(Collection entries)
══════════

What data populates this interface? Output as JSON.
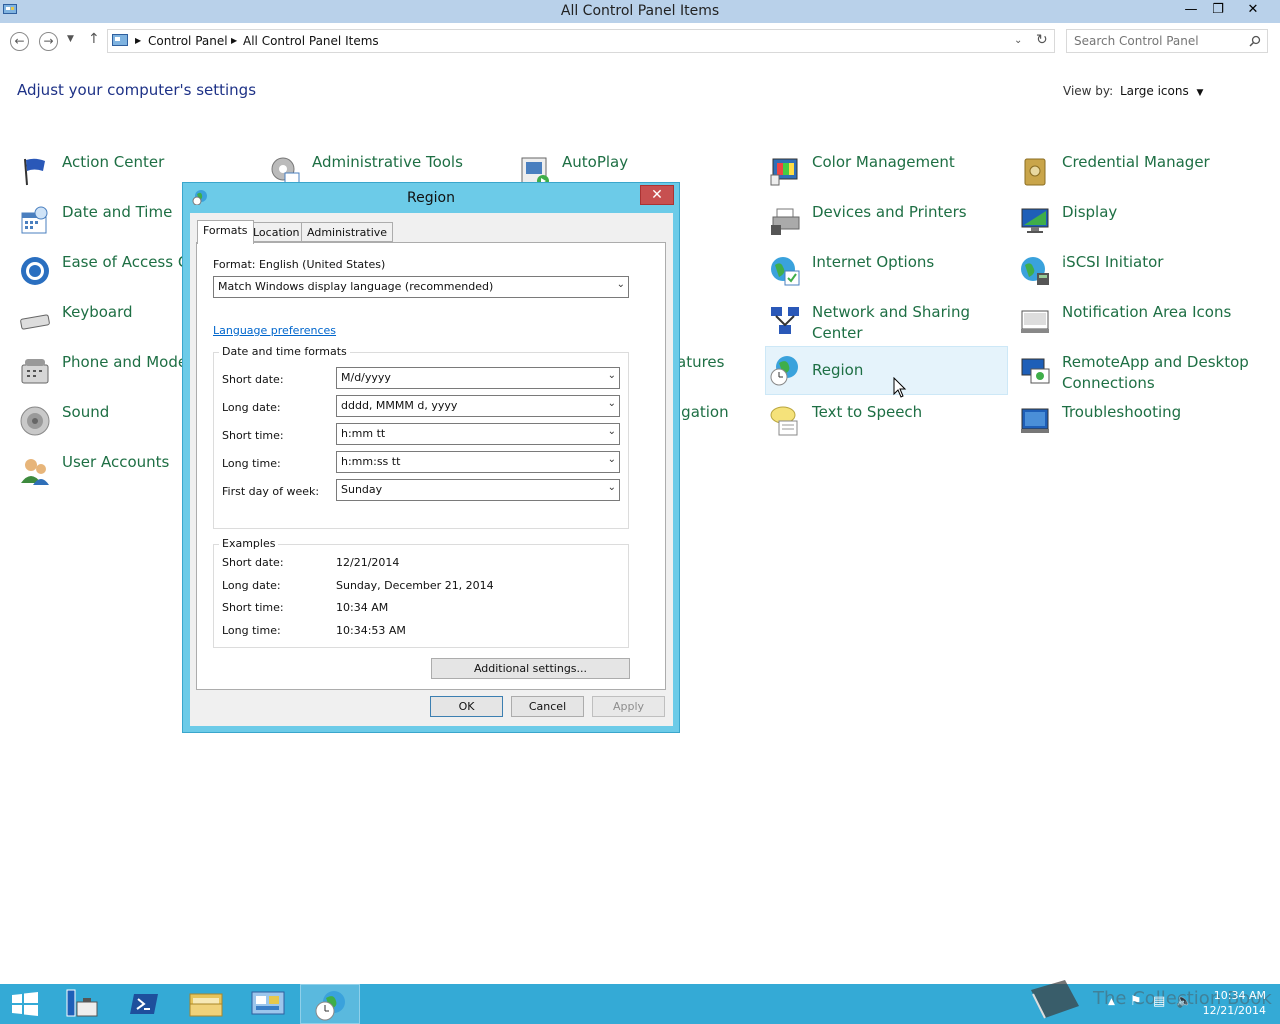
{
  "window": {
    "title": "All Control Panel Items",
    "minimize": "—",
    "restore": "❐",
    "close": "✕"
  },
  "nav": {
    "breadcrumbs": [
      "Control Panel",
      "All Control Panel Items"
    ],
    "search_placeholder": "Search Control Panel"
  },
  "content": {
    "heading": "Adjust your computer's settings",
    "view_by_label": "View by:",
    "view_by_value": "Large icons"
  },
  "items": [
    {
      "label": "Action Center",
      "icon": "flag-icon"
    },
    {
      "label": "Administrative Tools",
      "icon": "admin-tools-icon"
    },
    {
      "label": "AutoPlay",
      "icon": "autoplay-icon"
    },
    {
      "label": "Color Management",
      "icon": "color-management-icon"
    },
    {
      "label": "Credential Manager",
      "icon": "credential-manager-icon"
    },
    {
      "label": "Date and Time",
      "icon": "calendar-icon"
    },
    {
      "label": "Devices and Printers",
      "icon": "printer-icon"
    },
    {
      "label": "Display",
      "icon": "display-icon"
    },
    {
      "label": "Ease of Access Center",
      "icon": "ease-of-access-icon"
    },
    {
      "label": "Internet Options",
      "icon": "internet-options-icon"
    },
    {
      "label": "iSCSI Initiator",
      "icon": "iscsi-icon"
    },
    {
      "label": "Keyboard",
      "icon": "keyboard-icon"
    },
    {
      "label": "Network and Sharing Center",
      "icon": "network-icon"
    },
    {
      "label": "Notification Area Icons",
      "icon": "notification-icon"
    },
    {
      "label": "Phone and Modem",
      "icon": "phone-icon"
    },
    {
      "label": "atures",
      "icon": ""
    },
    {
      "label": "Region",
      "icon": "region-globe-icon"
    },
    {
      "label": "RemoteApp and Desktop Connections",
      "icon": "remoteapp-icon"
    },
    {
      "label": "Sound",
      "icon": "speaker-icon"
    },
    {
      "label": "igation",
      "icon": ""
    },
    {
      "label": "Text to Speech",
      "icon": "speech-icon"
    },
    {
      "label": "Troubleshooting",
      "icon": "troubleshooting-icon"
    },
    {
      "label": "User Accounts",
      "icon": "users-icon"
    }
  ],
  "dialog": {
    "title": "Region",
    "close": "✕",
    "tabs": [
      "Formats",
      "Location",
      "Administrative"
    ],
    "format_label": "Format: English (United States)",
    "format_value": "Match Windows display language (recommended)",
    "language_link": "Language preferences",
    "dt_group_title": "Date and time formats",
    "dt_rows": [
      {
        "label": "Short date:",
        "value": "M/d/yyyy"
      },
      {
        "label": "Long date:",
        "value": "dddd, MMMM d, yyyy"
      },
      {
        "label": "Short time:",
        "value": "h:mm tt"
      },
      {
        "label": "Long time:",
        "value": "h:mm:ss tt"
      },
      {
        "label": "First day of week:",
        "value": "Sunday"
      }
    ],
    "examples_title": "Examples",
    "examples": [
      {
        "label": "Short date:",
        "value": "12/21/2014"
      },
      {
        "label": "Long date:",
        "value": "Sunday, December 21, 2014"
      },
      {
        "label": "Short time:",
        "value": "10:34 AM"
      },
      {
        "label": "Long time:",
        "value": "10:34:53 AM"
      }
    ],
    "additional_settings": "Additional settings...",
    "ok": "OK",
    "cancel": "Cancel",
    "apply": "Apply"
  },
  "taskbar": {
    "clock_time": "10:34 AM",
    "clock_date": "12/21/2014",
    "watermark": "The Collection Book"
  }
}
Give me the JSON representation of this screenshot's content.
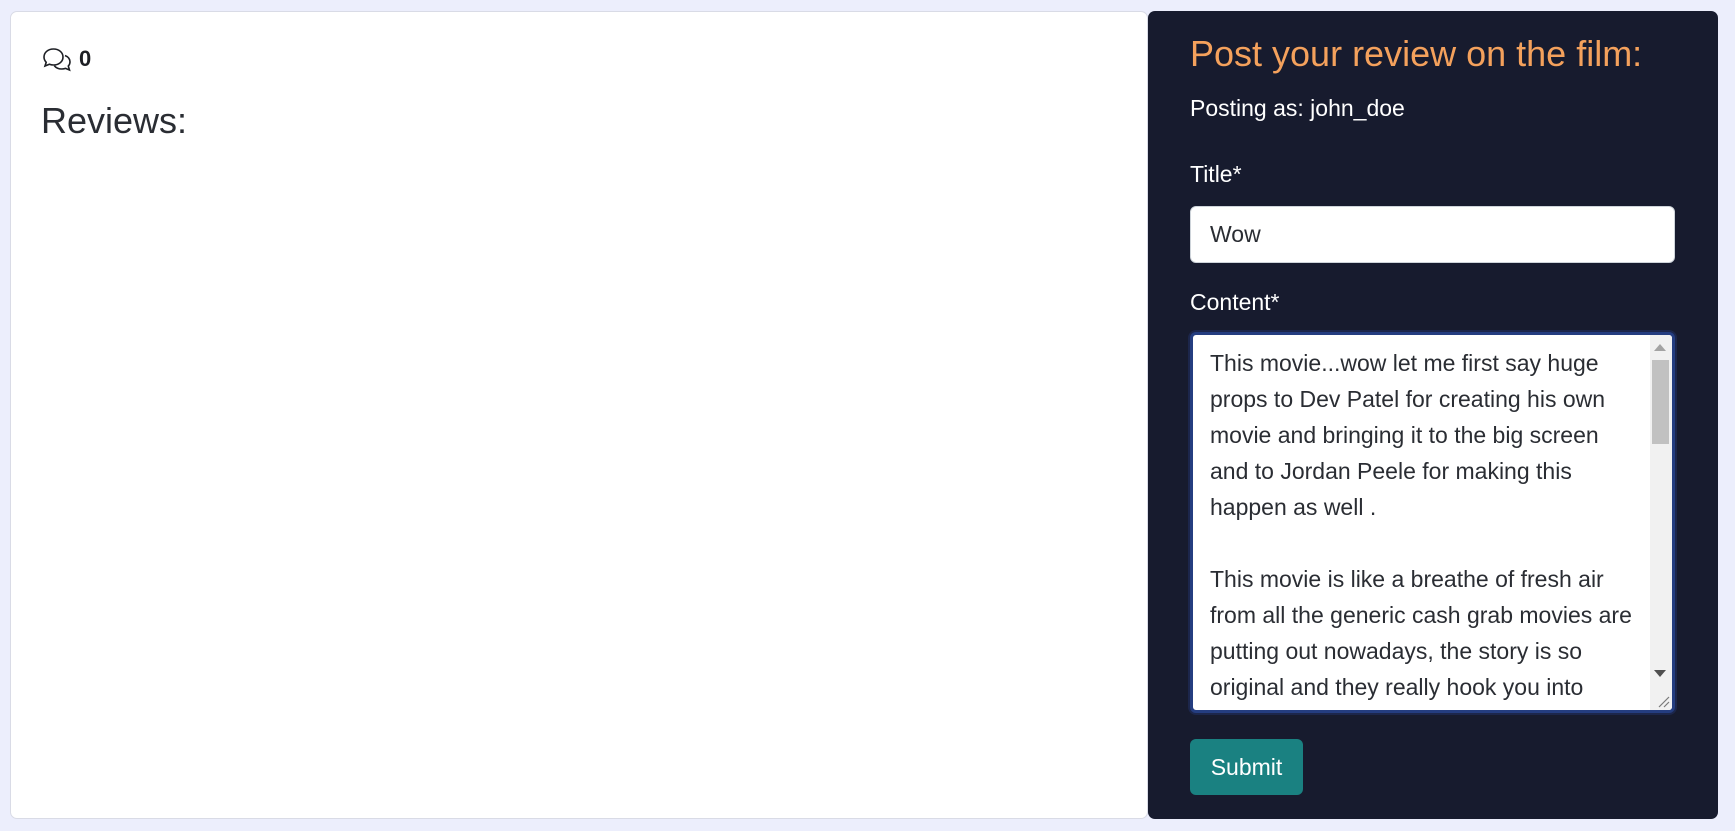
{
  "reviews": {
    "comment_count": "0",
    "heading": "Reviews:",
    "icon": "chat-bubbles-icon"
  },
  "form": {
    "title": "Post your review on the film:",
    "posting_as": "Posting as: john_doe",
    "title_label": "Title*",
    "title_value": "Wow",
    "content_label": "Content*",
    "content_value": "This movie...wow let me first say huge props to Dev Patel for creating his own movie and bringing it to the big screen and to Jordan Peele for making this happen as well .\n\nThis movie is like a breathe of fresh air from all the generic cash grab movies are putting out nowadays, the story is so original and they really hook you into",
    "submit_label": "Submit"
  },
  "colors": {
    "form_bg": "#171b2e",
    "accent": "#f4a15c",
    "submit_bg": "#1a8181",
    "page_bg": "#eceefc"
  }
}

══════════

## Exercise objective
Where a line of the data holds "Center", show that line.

## Solution to this exercise
      "label": "Action Center",
      "label": "Ease of Access Center",
      "label": "Network and Sharing Center",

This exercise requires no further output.